Math 124A – November 18, 2010
±
Viktor Grigoryan
15
Heat with a source
So far we considered homogeneous wave and heat equations and the associated initial value problems
on the whole line, as well as the boundary value problems on the halfline and the ﬁnite line (for wave
only). The next step is to extend our study to the inhomogeneous problems, where an external heat
source, in the case of heat conduction in a rod, or an external force, in the case of vibrations of a string,
are also accounted for. We ﬁrst consider the inhomogeneous heat equation on the whole line,
±
u
t

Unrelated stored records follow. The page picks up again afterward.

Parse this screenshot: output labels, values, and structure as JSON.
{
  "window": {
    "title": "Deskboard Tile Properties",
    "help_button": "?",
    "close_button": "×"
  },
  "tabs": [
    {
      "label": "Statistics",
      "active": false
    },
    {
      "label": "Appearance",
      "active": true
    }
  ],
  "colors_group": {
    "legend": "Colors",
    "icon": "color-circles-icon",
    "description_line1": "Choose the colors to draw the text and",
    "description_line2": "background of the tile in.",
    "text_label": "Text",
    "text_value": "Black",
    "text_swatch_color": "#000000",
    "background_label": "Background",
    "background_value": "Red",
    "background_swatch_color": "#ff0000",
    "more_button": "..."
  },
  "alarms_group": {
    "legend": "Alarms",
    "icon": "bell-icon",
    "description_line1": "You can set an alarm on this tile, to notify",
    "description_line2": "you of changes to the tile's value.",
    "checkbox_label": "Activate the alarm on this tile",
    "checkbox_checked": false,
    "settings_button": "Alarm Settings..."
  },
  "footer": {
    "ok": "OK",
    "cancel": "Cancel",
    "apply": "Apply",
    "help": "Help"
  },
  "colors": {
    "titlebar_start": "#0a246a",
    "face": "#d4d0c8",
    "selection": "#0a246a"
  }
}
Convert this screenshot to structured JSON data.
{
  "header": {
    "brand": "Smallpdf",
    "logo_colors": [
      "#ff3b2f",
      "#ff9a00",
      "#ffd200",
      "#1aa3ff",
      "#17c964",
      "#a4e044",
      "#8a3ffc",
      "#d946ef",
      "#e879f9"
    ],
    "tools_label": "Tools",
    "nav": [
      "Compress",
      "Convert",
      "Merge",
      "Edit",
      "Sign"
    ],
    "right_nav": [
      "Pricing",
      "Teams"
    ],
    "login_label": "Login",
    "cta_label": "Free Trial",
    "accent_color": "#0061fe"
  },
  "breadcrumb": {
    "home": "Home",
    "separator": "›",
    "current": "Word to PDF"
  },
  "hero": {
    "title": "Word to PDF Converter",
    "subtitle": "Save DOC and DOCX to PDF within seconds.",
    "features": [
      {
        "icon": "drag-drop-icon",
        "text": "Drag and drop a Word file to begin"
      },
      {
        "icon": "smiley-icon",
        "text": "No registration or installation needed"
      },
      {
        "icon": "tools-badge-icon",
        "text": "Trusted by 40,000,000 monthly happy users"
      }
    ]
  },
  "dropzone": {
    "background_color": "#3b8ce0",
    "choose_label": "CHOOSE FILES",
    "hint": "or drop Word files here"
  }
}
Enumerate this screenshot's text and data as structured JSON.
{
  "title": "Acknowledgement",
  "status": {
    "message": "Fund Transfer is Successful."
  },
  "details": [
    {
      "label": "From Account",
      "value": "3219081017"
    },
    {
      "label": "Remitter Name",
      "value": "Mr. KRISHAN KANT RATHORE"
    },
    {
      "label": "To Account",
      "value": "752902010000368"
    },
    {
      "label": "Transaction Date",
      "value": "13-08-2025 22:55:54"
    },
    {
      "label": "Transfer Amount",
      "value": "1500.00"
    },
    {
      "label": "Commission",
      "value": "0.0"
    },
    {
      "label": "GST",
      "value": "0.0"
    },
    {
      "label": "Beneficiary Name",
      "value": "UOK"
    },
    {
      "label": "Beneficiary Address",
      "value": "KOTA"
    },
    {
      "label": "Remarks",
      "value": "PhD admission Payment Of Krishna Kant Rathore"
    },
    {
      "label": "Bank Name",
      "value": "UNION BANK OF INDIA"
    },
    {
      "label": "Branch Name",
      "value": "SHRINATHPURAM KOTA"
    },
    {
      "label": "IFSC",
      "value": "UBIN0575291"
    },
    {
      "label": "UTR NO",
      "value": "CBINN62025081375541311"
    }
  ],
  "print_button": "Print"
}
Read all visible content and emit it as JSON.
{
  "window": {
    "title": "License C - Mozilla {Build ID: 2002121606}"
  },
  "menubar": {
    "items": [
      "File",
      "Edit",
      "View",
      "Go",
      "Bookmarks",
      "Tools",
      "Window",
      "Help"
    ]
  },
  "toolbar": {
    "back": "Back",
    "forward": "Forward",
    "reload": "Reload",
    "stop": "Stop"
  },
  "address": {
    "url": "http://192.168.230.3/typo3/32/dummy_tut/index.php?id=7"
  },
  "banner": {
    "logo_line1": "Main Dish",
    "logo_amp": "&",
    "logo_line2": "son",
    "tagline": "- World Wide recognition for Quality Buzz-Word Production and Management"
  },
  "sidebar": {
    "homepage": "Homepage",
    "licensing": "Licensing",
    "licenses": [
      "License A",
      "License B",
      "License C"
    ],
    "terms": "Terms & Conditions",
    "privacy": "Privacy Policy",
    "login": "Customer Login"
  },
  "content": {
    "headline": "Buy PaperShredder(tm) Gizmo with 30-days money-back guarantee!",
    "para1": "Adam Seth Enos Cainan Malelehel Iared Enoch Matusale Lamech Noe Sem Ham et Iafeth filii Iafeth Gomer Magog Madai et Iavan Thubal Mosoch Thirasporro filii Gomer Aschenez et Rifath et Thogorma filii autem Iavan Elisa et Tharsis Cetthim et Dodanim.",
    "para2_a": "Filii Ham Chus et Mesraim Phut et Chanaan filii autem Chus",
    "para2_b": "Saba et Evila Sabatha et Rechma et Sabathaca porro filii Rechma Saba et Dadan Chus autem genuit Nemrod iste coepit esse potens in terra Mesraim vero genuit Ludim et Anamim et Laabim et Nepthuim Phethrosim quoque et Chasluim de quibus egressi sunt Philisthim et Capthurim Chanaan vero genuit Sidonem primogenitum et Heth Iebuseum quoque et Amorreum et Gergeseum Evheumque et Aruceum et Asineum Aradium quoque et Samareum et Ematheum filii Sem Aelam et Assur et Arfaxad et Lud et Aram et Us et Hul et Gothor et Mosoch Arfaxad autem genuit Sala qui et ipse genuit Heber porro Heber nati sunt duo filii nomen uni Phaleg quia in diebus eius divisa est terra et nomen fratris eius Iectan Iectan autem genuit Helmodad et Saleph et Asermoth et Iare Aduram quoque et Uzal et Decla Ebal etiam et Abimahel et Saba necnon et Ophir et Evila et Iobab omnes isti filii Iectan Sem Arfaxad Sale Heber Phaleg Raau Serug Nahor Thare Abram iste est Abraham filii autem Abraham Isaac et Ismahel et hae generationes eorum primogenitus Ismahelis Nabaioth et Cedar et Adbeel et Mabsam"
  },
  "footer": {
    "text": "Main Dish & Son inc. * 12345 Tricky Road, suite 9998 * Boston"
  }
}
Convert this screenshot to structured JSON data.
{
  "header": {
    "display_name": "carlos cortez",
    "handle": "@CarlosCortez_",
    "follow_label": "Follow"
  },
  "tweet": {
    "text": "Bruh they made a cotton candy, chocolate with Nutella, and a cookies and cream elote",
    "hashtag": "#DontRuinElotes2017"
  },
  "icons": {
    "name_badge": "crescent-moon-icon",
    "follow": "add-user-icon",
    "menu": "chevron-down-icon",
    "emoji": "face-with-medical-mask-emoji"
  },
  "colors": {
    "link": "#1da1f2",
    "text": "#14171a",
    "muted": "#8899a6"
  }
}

ku
xx
=
f
(
x,t
)
,
∞
< x <
∞
,t >
0
,
u
(
x,
0) =
φ
(
x
)
,
(1)
where
f
(
x,t
) and
φ
(
x
) are arbitrary given functions. The right hand side of the equation,
f
(
x,t
) is
called the
source
term, and measures the physical eﬀect of an external heat source. It has units of heat
ﬂux (left hand side of the equation has the units of
u
t
, i.e. change in temperature per unit time), thus
it gives the instantaneous temperature change due to an external heat source.
From the superposition principle, we know that the solution of the inhomogeneous equation can
be written as the sum of the solution of the homogeneous equation, and a particular solution of the
inhomogeneous equation. We can thus break problem (1) into the following two problems
±
u
h
t

ku
h
xx
= 0
,
u
h
(
x,
0) =
φ
(
x
)
,
(2)
and
±
u
p
t

ku
p
xx
=
f
(
x,t
)
,
u
p
(
x,
0) = 0
.
(3)
Obviously,
u
=
u
h
+
u
p
will solve the original problem (1).
Notice that we solve for the general solution of the homogeneous equation with arbitrary initial data
in (2), while in the second problem (3) we solve for a particular solution of the inhomogeneous equation,
namely the solution with zero initial data. This reduction of the original problem to two simpler prob
lems (homogeneous, and inhomogeneous with zero data) using the superposition principle is a standard
practice in the theory of linear PDEs.
We have solved problem (2) before, and arrived at the solution
u
h
(
x,t
) =
Z
∞
∞
S
(
x

y,t
)
φ
(
y
)
dy,
(4)
where
S
(
x,t
) is the heat kernel. Notice that the physical meaning of expression (4) is that the heat
kernel averages out the initial temperature distribution along the entire rod.
Since